A local startup hoping to modernize the technology of a decades-old, super efficient natural gas-powered heat pump will be partnering with Stony Brook University's Mechanical Engineering Department to speed up development of a prototype.
The startup, ThermoLift, would be able "to access strong fundamental thermodynamic skills critical for our simulation, advanced modeling and development" through the partnership, said its chief executive Paul Schwartz.
ThermoLift would be building upon an already substantial relationship with Stony Brook -- the company was headquartered at the school's Advanced Energy Research Technology Center and was a client of the university's Clean Energy Business Incubator Program. Schwartz was also being advised by engineering professors before the partnership was officially set.
The ThermoLift device uses natural gas, as well as the energy in heat from the surrounding air, to power itself as it moves heat into or out of a building. Engineers and scientists who have studied the pump say it is able to achieve a higher efficiency than regular HVAC systems. Schwartz is working off a 1990 German model of the device, and hopes to develop a prototype with electronic controls.
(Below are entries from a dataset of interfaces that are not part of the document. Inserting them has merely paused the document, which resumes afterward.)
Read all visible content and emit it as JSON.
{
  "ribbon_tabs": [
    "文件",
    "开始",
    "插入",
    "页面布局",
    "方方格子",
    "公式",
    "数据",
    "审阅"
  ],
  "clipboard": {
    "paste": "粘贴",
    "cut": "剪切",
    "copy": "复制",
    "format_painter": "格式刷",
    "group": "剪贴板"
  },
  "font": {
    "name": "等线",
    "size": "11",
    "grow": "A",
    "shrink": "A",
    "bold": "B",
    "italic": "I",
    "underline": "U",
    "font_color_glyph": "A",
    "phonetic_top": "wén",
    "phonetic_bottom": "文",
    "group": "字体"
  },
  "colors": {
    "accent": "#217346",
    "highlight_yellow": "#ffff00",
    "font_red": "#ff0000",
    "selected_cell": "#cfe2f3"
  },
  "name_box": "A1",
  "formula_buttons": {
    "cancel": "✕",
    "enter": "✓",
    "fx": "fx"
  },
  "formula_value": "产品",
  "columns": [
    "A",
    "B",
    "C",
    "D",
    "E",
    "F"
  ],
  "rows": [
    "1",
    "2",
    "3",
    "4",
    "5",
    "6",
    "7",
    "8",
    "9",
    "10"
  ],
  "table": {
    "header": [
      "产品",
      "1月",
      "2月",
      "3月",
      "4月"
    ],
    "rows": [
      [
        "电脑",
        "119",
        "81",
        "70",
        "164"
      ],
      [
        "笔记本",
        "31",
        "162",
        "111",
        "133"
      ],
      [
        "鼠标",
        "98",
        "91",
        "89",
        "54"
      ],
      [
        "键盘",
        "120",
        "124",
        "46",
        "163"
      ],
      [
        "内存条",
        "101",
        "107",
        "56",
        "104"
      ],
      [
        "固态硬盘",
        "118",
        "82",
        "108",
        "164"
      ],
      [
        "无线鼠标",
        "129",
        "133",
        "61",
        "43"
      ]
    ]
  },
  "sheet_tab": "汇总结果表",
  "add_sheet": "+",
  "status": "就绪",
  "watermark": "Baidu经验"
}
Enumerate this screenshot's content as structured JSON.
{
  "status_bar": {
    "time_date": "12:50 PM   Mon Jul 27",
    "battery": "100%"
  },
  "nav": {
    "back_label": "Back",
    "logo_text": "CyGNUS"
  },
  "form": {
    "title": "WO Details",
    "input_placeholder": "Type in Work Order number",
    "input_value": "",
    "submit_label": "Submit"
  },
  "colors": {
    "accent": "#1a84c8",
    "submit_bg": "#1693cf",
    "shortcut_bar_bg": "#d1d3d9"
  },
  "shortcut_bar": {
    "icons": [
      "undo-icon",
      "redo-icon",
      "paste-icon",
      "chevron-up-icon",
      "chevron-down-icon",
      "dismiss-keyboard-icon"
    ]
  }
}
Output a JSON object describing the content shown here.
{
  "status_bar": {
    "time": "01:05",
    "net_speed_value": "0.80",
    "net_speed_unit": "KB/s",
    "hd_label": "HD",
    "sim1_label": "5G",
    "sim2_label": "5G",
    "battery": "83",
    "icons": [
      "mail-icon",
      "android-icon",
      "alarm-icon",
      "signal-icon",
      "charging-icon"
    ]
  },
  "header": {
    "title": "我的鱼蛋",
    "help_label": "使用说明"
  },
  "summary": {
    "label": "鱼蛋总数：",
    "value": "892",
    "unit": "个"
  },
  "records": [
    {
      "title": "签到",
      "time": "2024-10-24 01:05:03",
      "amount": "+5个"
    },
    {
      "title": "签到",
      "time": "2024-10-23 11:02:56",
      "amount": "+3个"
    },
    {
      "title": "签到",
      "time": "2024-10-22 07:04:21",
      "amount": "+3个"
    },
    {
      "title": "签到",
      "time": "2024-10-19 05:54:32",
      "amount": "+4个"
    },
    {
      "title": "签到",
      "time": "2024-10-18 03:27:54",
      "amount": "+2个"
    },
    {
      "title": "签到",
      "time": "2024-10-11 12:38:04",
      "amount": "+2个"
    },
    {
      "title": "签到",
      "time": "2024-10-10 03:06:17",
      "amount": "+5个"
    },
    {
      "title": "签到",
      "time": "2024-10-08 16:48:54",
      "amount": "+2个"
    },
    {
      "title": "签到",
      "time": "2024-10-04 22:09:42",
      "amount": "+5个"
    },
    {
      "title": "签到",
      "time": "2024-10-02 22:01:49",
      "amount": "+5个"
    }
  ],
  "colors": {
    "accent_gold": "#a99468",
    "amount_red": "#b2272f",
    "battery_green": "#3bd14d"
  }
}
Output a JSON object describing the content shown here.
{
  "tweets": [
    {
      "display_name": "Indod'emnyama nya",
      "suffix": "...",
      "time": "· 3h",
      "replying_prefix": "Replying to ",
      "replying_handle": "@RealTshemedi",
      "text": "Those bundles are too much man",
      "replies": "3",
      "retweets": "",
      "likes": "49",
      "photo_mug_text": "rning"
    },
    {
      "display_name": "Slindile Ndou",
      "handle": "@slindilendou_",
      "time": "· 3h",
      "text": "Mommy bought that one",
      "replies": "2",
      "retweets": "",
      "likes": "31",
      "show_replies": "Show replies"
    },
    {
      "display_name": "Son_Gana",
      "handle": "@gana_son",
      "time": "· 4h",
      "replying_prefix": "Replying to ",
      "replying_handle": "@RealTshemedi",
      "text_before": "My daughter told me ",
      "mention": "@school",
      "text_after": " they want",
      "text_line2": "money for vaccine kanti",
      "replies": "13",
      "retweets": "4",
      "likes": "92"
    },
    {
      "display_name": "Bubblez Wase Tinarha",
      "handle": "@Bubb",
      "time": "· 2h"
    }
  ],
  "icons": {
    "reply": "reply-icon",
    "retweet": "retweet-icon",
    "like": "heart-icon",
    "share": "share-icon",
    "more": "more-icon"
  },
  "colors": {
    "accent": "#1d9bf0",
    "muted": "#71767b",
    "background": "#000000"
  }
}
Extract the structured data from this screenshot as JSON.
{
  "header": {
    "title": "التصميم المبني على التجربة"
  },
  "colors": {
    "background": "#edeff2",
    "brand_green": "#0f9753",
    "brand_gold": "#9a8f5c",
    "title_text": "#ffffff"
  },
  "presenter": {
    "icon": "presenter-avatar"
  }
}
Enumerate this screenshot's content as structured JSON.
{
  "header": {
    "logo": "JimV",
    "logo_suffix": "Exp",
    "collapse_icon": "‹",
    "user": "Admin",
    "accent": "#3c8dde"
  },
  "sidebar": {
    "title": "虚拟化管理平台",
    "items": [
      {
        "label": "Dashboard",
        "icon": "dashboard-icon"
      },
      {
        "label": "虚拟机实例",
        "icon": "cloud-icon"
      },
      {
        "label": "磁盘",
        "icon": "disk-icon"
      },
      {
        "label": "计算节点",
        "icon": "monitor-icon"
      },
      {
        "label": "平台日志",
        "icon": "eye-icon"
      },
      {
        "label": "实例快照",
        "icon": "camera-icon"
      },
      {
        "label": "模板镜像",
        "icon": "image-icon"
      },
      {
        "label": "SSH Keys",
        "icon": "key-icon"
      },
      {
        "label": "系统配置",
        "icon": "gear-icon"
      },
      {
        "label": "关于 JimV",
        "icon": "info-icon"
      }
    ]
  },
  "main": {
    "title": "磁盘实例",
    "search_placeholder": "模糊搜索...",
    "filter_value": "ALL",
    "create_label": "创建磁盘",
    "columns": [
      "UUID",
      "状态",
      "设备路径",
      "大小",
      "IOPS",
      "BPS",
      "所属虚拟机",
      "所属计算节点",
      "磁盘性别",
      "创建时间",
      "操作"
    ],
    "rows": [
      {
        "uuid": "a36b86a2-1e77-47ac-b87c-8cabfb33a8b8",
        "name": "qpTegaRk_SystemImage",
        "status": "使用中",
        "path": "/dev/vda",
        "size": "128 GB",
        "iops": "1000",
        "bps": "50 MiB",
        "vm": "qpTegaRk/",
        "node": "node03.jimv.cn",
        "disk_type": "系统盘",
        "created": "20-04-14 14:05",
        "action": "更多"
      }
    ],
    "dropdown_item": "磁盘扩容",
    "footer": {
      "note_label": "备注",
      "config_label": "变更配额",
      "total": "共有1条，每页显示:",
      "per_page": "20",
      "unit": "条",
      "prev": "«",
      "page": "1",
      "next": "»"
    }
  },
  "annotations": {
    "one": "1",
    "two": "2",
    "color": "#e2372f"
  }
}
In April, the company raised $1.5 million in seed funding from the Long Island Angel Network.